Gavin Rees has vowed to make cocky American Adrien Broner pay for his disrespect when they clash for the WBC lightweight title on Saturday.

Emerging superstar Broner has tried to wind up the Welsh challenger with his typically antagonistic attitude in the build-up to the fight in Atlantic City, New Jersey.

The Cincinnati-born champion has insulted his rival at every opportunity but deadpan Rees (37-1-1, 18KO wins) has handled the bluster admirably and kept his eyes on the prize.

"I'm going to knock this p**** out on Saturday night and I can't wait," said the massive 19/1 outsider.

"His attitude stinks. He shows fighters no respect, but he hasn't even earned the right to do that.

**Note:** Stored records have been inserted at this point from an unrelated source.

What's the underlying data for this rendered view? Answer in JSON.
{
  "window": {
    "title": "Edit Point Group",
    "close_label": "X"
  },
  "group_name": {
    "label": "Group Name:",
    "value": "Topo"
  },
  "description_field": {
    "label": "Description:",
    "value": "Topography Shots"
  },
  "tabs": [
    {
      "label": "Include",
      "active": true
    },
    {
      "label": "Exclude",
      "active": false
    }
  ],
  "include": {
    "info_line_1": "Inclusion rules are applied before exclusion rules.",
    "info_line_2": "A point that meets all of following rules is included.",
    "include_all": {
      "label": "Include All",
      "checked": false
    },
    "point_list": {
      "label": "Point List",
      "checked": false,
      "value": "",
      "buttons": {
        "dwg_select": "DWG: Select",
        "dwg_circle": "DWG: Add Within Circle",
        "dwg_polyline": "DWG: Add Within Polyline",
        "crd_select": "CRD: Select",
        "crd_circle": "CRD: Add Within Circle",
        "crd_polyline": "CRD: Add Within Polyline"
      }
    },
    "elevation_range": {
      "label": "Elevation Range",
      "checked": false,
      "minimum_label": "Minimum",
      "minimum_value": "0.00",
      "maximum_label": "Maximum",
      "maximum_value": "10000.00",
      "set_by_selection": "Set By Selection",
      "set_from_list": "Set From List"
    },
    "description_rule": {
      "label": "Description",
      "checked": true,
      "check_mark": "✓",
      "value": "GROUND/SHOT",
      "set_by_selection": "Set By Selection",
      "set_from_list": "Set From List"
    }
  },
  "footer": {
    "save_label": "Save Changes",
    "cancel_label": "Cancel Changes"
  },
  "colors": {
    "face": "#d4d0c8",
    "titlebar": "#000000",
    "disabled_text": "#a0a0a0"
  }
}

"What has he done? I've been in the States for five weeks now and American boxing fans don't like him. They tell me they hope I beat him and shut him up.

"I think he acts like a fool for no reason and no-one really likes that.

"Who has he fought? I've seen his fights and half of those guys just stood in front of him letting him dictate the pace of the fight. I'm not going to let him do that."

Broner's career has exploded in recent fights, with his stoppage of Antonio DeMarco last time out particularly eye-catching.

But former WBA light-welterweight champion Rees, 32, has only ever lost one fight - to Andriy Kotelnik - and the Newport man believes he is being underestimated by the 23-year-old.

"I've never been stopped," he said. "I can take him out in the first round, but I am ready to go into deep water if I have to.

"Ether way, I have trained hard and will be ready to dictate the pace of the fight and not let him get away with a lot of what other fighters have let him do."

Broner (25-0, 21KOs) said this week: "I am not about to miss the boulder on this man's shoulders.

"He is going to be there all night or until I put him to sleep. We are going to be eating ice cream in no time."

But underneath the talk, the American knows Rees is not to be taken lightly.

"I don't underestimate him," he insisted. "If we stood face-to-face, I probably couldn't see him, but I respect him as a fighter.

"I respect every fighter because only a boxer knows what we go through once we get into that ring.

"But we don't watch tapes. I've never seen him fight before.

"He is a former champion at light-welterweight. He's coming down in weight so he is used to getting hit by strong fighters."